Osburn: New fracking regulations to take effect in JuneWritten by Ben Osburn | | email@example.com
President Barack Obama’s Interior Department recently released new regulations to regulate the process known as hydraulic fracking on public lands. They are the first federal well drilling rules in 30 years and were three years in the making.
Fracking is a technique by which rock is fractured by hydraulically pressurized liquids made of water, sand and chemicals. The liquids must pass through hundreds of feet of aquifers to reach the rocks that need to be fractured. Once fractured by the liquids, the rock starts seeping natural gas and petroleum; two crucial sources of energy.
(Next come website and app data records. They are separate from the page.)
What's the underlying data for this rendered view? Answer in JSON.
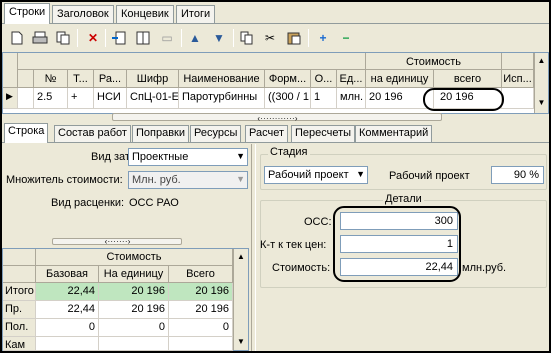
{
  "top_tabs": [
    "Строки",
    "Заголовок",
    "Концевик",
    "Итоги"
  ],
  "toolbar_icons": [
    "new-doc-icon",
    "print-icon",
    "copy-doc-icon",
    "delete-icon",
    "insert-row-icon",
    "insert-col-icon",
    "move-up-icon",
    "move-down-icon",
    "copy-icon",
    "cut-icon",
    "paste-icon",
    "expand-icon",
    "collapse-icon"
  ],
  "grid": {
    "group_header": "Стоимость",
    "columns": [
      "№",
      "Т...",
      "Ра...",
      "Шифр",
      "Наименование",
      "Форм...",
      "О...",
      "Ед...",
      "на единицу",
      "всего",
      "Исп..."
    ],
    "row": {
      "indicator": "▶",
      "num": "2.5",
      "type": "+",
      "section": "НСИ",
      "code": "СпЦ-01-Е",
      "name": "Паротурбинны",
      "formula": "((300 / 1",
      "o": "1",
      "unit": "млн.",
      "per_unit": "20 196",
      "total": "20 196",
      "extra": ""
    }
  },
  "detail_tabs": [
    "Строка",
    "Состав работ",
    "Поправки",
    "Ресурсы",
    "Расчет",
    "Пересчеты",
    "Комментарий"
  ],
  "left": {
    "cost_type_label": "Вид затрат:",
    "cost_type_value": "Проектные",
    "multiplier_label": "Множитель стоимости:",
    "multiplier_value": "Млн. руб.",
    "pricing_label": "Вид расценки:",
    "pricing_value": "ОСС РАО"
  },
  "stage": {
    "title": "Стадия",
    "select_value": "Рабочий проект",
    "text_value": "Рабочий проект",
    "percent": "90 %"
  },
  "details": {
    "title": "Детали",
    "occ_label": "ОСС:",
    "occ_value": "300",
    "coef_label": "К-т к тек цен:",
    "coef_value": "1",
    "cost_label": "Стоимость:",
    "cost_value": "22,44",
    "cost_unit": "млн.руб."
  },
  "bottom_grid": {
    "group_header": "Стоимость",
    "columns": [
      "",
      "Базовая",
      "На единицу",
      "Всего"
    ],
    "rows": [
      {
        "label": "Итого",
        "base": "22,44",
        "per_unit": "20 196",
        "total": "20 196"
      },
      {
        "label": "Пр.",
        "base": "22,44",
        "per_unit": "20 196",
        "total": "20 196"
      },
      {
        "label": "Пол.",
        "base": "0",
        "per_unit": "0",
        "total": "0"
      },
      {
        "label": "Кам",
        "base": "",
        "per_unit": "",
        "total": ""
      }
    ]
  }
}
The new rules set to take effect in 90 days will affect 90 percent of all public wells and are aimed at increasing the transparency of drilling operations. The companies that drill on public lands will now have to disclose what chemicals they use in the process, to be reported to the Bureau of Land Management (BLM). For years, many environmentalists and residents of towns near fracking sites have feared that the chemicals used may affect wildlife and vegetation.
Along the same lines, companies must now cement the drill holes they use underground to protect water from damage. Contaminated drinking water has been an issue for many towns across the country because of the interaction of groundwater and fracking fluids, making water brown and undrinkable. The rules also require companies to report to the BLM the depth and geologic conditions of their wells. Advocates say this measure will help curb cross-contamination of water with chemicals and fluids.
Opponents of the regulations cite the costs and the effect it may have on job creation. The rules have already been the subject of a lawsuit by the Independent Petroleum Association of America, among others. Meeting the new requirements is expected to cost the industry approximately $32 million, roughly averaging an additional $11,000 a well.
The rules as a baseline for fracking have been met with criticism and many states already have existing fracking rules. The federal regulations will however present new challenges to drilling operations here in Ohio, which are not currently required to disclose what they inject into the ground.
There are concerns about what this will mean for the economy here as well. In the northeastern part of the state, fracking has led to an economic boom in not only energy production, but manufacturing as well. Once-depressed cities like Youngstown have seen a drop in unemployment numbers, accompanied by a revitalization of urban areas. Any challenge to this progress could be a detriment to our state’s economy, as well as to the Democrats’ chances of winning the White House in 2016.
Ben Osburn can be reached at firstname.lastname@example.org.